**Problem**:
Please reproduce all of the lines below, word for word and in full.

Dataset rows describing interfaces
____________________
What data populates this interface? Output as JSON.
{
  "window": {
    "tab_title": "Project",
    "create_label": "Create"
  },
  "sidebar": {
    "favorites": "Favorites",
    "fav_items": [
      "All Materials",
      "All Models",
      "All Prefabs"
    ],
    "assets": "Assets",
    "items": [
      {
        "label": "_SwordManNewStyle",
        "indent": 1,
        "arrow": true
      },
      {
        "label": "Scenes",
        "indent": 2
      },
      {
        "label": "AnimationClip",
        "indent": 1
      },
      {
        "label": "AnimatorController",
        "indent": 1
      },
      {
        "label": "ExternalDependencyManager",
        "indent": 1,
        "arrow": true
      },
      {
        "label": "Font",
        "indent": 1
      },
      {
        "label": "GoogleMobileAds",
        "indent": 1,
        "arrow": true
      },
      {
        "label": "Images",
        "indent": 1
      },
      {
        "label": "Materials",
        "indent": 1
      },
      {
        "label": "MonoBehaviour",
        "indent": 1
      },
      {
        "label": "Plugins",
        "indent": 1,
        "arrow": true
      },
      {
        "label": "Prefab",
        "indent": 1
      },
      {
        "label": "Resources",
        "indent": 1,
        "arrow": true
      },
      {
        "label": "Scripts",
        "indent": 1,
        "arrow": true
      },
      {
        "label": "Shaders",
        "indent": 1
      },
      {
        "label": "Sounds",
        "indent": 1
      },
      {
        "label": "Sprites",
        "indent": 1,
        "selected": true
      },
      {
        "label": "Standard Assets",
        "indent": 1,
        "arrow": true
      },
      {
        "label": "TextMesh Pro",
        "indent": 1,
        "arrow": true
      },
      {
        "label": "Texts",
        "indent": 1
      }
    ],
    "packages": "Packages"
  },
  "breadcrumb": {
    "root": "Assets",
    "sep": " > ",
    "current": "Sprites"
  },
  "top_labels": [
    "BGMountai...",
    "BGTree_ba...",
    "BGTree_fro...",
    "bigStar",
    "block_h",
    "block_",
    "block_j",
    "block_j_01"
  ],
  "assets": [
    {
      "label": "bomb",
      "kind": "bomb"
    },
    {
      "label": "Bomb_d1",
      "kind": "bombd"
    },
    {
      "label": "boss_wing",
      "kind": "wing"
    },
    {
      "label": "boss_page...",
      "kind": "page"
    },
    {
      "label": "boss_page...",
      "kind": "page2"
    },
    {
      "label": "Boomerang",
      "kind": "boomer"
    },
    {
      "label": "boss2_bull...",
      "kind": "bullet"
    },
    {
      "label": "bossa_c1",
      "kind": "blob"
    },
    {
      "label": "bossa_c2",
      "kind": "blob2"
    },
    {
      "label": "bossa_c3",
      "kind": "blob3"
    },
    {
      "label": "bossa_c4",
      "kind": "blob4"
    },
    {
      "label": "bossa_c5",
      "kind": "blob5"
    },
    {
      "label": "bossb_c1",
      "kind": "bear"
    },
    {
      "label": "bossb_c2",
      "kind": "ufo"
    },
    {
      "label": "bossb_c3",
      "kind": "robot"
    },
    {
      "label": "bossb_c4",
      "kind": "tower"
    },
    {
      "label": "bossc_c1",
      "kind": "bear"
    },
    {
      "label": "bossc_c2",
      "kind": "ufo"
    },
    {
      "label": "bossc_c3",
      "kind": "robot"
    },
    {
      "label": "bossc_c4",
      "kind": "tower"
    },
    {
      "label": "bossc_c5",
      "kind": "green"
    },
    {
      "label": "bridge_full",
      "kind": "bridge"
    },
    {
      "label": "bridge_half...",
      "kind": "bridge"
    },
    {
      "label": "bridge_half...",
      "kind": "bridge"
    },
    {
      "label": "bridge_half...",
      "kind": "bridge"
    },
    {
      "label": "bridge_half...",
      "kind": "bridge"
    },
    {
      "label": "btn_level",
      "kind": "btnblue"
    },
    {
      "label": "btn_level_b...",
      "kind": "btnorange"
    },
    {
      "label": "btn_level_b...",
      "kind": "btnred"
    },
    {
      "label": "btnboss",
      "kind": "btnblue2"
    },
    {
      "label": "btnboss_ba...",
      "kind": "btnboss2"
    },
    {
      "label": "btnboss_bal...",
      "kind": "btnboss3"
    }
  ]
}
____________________
**Answer for this exercise**:
What data populates this interface? Output as JSON.
{
  "window": {
    "tab_title": "Project",
    "create_label": "Create"
  },
  "sidebar": {
    "favorites": "Favorites",
    "fav_items": [
      "All Materials",
      "All Models",
      "All Prefabs"
    ],
    "assets": "Assets",
    "items": [
      {
        "label": "_SwordManNewStyle",
        "indent": 1,
        "arrow": true
      },
      {
        "label": "Scenes",
        "indent": 2
      },
      {
        "label": "AnimationClip",
        "indent": 1
      },
      {
        "label": "AnimatorController",
        "indent": 1
      },
      {
        "label": "ExternalDependencyManager",
        "indent": 1,
        "arrow": true
      },
      {
        "label": "Font",
        "indent": 1
      },
      {
        "label": "GoogleMobileAds",
        "indent": 1,
        "arrow": true
      },
      {
        "label": "Images",
        "indent": 1
      },
      {
        "label": "Materials",
        "indent": 1
      },
      {
        "label": "MonoBehaviour",
        "indent": 1
      },
      {
        "label": "Plugins",
        "indent": 1,
        "arrow": true
      },
      {
        "label": "Prefab",
        "indent": 1
      },
      {
        "label": "Resources",
        "indent": 1,
        "arrow": true
      },
      {
        "label": "Scripts",
        "indent": 1,
        "arrow": true
      },
      {
        "label": "Shaders",
        "indent": 1
      },
      {
        "label": "Sounds",
        "indent": 1
      },
      {
        "label": "Sprites",
        "indent": 1,
        "selected": true
      },
      {
        "label": "Standard Assets",
        "indent": 1,
        "arrow": true
      },
      {
        "label": "TextMesh Pro",
        "indent": 1,
        "arrow": true
      },
      {
        "label": "Texts",
        "indent": 1
      }
    ],
    "packages": "Packages"
  },
  "breadcrumb": {
    "root": "Assets",
    "sep": " > ",
    "current": "Sprites"
  },
  "top_labels": [
    "BGMountai...",
    "BGTree_ba...",
    "BGTree_fro...",
    "bigStar",
    "block_h",
    "block_",
    "block_j",
    "block_j_01"
  ],
  "assets": [
    {
      "label": "bomb",
      "kind": "bomb"
    },
    {
      "label": "Bomb_d1",
      "kind": "bombd"
    },
    {
      "label": "boss_wing",
      "kind": "wing"
    },
    {
      "label": "boss_page...",
      "kind": "page"
    },
    {
      "label": "boss_page...",
      "kind": "page2"
    },
    {
      "label": "Boomerang",
      "kind": "boomer"
    },
    {
      "label": "boss2_bull...",
      "kind": "bullet"
    },
    {
      "label": "bossa_c1",
      "kind": "blob"
    },
    {
      "label": "bossa_c2",
      "kind": "blob2"
    },
    {
      "label": "bossa_c3",
      "kind": "blob3"
    },
    {
      "label": "bossa_c4",
      "kind": "blob4"
    },
    {
      "label": "bossa_c5",
      "kind": "blob5"
    },
    {
      "label": "bossb_c1",
      "kind": "bear"
    },
    {
      "label": "bossb_c2",
      "kind": "ufo"
    },
    {
      "label": "bossb_c3",
      "kind": "robot"
    },
    {
      "label": "bossb_c4",
      "kind": "tower"
    },
    {
      "label": "bossc_c1",
      "kind": "bear"
    },
    {
      "label": "bossc_c2",
      "kind": "ufo"
    },
    {
      "label": "bossc_c3",
      "kind": "robot"
    },
    {
      "label": "bossc_c4",
      "kind": "tower"
    },
    {
      "label": "bossc_c5",
      "kind": "green"
    },
    {
      "label": "bridge_full",
      "kind": "bridge"
    },
    {
      "label": "bridge_half...",
      "kind": "bridge"
    },
    {
      "label": "bridge_half...",
      "kind": "bridge"
    },
    {
      "label": "bridge_half...",
      "kind": "bridge"
    },
    {
      "label": "bridge_half...",
      "kind": "bridge"
    },
    {
      "label": "btn_level",
      "kind": "btnblue"
    },
    {
      "label": "btn_level_b...",
      "kind": "btnorange"
    },
    {
      "label": "btn_level_b...",
      "kind": "btnred"
    },
    {
      "label": "btnboss",
      "kind": "btnblue2"
    },
    {
      "label": "btnboss_ba...",
      "kind": "btnboss2"
    },
    {
      "label": "btnboss_bal...",
      "kind": "btnboss3"
    }
  ]
}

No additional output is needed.